Saturday, December 20, 2014
  Home
RSS Feed
Facebook
Twitter
Search:
Media Analyses
Journalists
Middle East Issues
Christian Issues
Names In The News
CAMERA Authors
Headlines & Photos
Errors & Corrections
Film Reviews
CAMERA Publications
Film Suggestions
Be An Activist
Adopt A Library
History of CAMERA
About CAMERA
Join/Contribute
Contact CAMERA
Contact The Media
Links
Privacy Policy
 
Media Analyses





Lebanon's Civil War and Jennings' Historical Revisionism


In his Oct. 23 report on the twentieth anniversary of the Marine barracks bombing, Peter Jennings provided a highly slanted account of Lebanon’s tumultuous civil war years, twice mentioning Israel as a destabilizing factor but not mentioning the Syrian occupation or the Palestinians’ role in fomenting violence and chaos. He stated:

In 1983, the marines were in Lebanon on a peacekeeping mission. Lebanon had been the scene of a civil war for 15 years. Israel had invaded the country. The US was resented by many in the region who believed that President Reagan had approved. And Palestinians had recently been massacred by Israel’s Lebanese Christian allies. And six months before the marines were attacked, this new era of violence had begun. The US embassy in West Beirut had been attacked by a suicide bomber in another truck, 63 people, including 17 Americans, had died that day. And four months after the marine barracks bombing, the US withdrew from Lebanon. . .

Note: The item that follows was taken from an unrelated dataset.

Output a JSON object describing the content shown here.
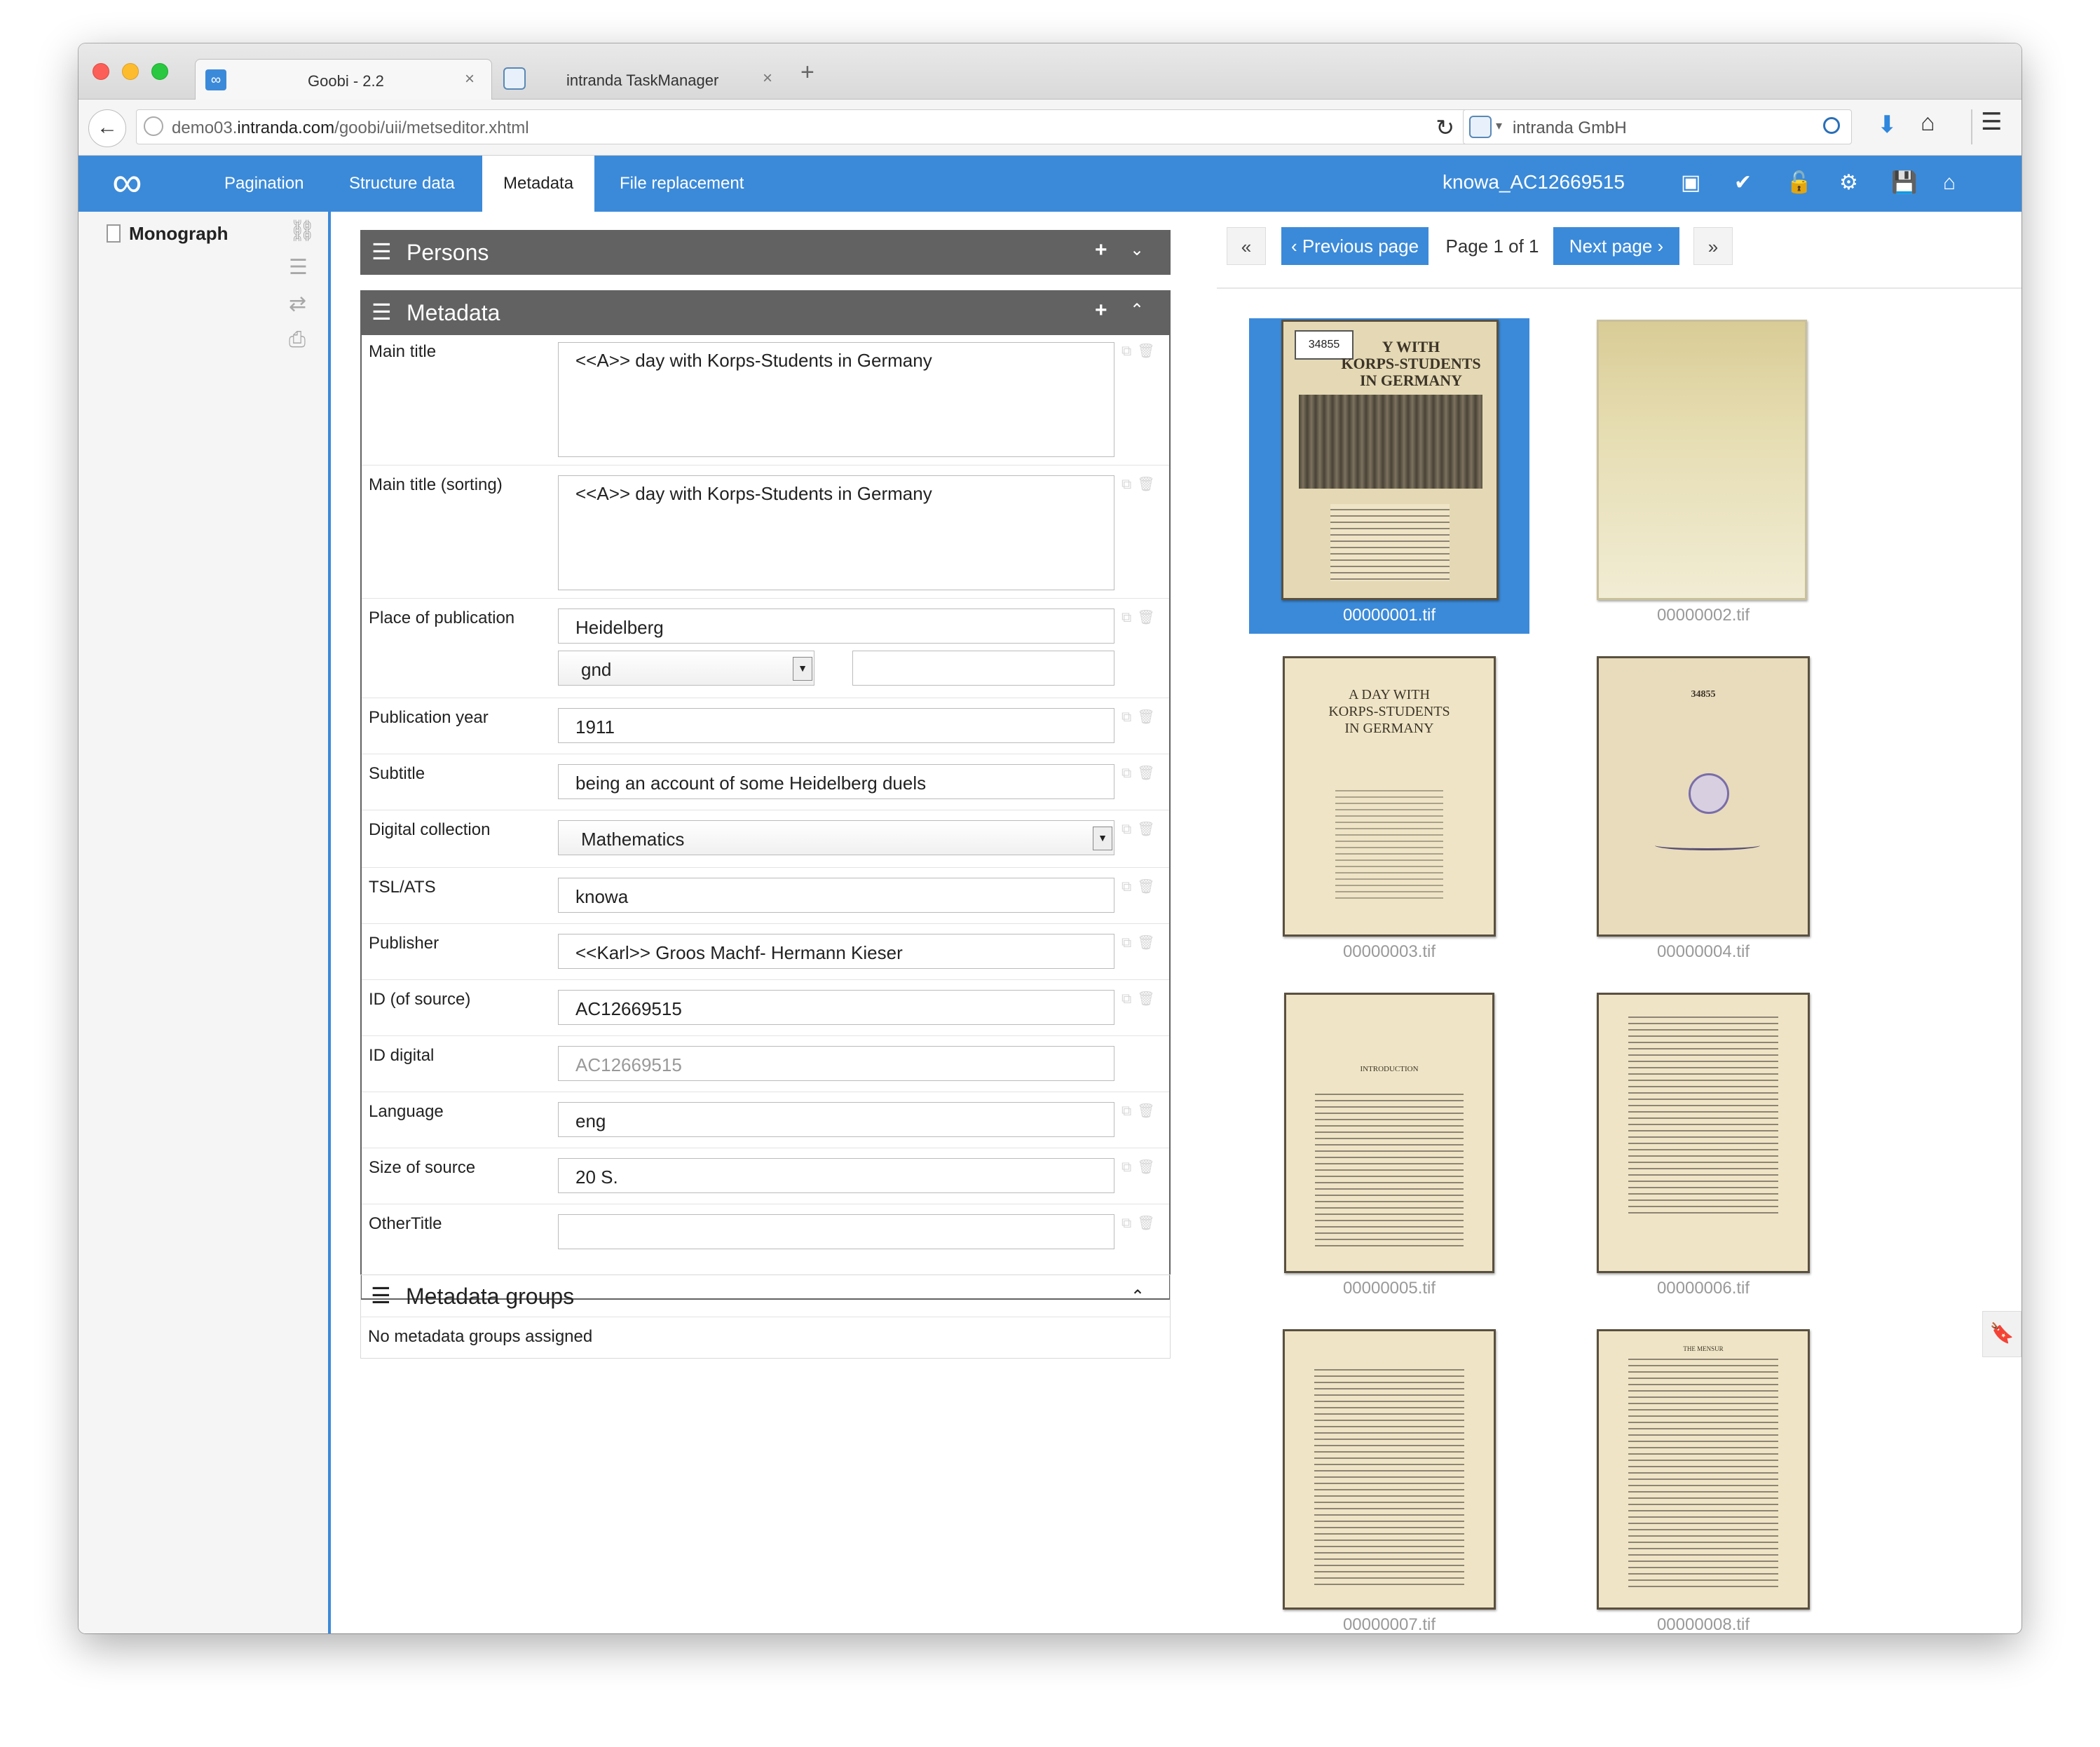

In his review of Lebanon’s raging civil war, Jennings neglects the violence’s origins: the PLO’s establishment of a bloody state-within-a-state which destabilized the country’s delicate balance of religious and ethnic groups. After being ejected from Jordan in 1970, the Palestinian leadership relocated to Lebanon, using it as a base for attacks against Israel and the local Lebanese populations–both Christian and Muslim. As the New York Times reported on Oct. 15, 1976, speaking at a United Nations General Assembly, Lebanese Ambassador Edward Ghorra “laid full blame for Lebanon’s civil war on ‘the Palestinian revolution’ and its supporters in the Arab countries. . . . . Not even Israelis in this General Assembly have gone so far as Mr. Ghorra, who condemned ‘the assaults perpetrated by the Palestinian organization against the sovereignty of Lebanon and the security of its people.’” Indeed, ABC News staff people themselves were victims of the PLO’s new regime in Beirut: ABC radio reporter Sean Toolan was murdered by PLO thugs and ABC’s Jerry King was forced to leave the country after a PLO threat on his life (Ze’ev Chafets, Double Vision).

In addition, while Jennings notes that Israel invaded Lebanon, he neglects to mention the reason: The PLO’s repeated shelling of northern Israeli towns from Lebanon and hundreds of terrorist attacks in Israel, the West Bank and Gaza.

Furthermore, it is difficult to understand why Jennings finds the Israeli invasion newsworthy, but not the Syrian. In 1976, Syria entered the Lebanese civil war on the Christian side but switched allegiance to the PLO, Druze and Muslims two years later. Syria took over two-thirds of the country and fueled the raging fighting there by deploying surface-to-air missile batteries and permitting Palestinian terrorist groups to attack Israel (Jillian Becker, The PLO).

Finally, Palestinians, who played a major role in Lebanon’s civil war violence, are mentioned in only one reference: as victims of the Sabra and Shatila massacre: “. . .Palestinians had recently been massacred by Israel’s Lebanese Christian allies.” Thus, while Israel and the Christians are implicated in violence, the Palestinians are not. Jennings might have reported, for example, that the massacre followed the Palestinian assassination of President Elect of Lebanon Bashir Gemayel, which came two days earlier. Moreover, the Palestinians themselves had carried out massacres, such as the one in the Christian town of Damour in January 1976. Umm-Atallah, a female survivor, recounted the devastation and murder perpetrated by the PLO and their Muslim allies:

They assaulted Damour and murdered people there. My son and my nephew were killed; my second sister, her son and grandson, her daughter and her daughter-in-law, her daughter’s mother-in-law and her second grandson, and the son of my third sister [were all murdered]. After they invaded Damour, they went in and killed everybody in the house, with the assistance of a group of the Na’ama neighbourhood inhabitants: Palestinians, Syrians and other people from Na’ama. . .

When they entered Damour, every house which was not burnt or destroyed, they set afire and robbed. . . .All in order to let our their frustrations and wrath on the Christian Lebanese, cut men and women into pieces [sic]. They literally cut them down with axes before they killed them. (Israel Television, July 23, 1982, cited in PLO in Lebanon: Selected Documents, edited by Raphael Israeli)

In short, an accurate report would have noted that in addition to the Israeli invasion, Lebanon suffered through a Syrian invasion and the PLO’s establishment of a violent mini-state (which prompted the Israeli invasion).


Bookmark and Share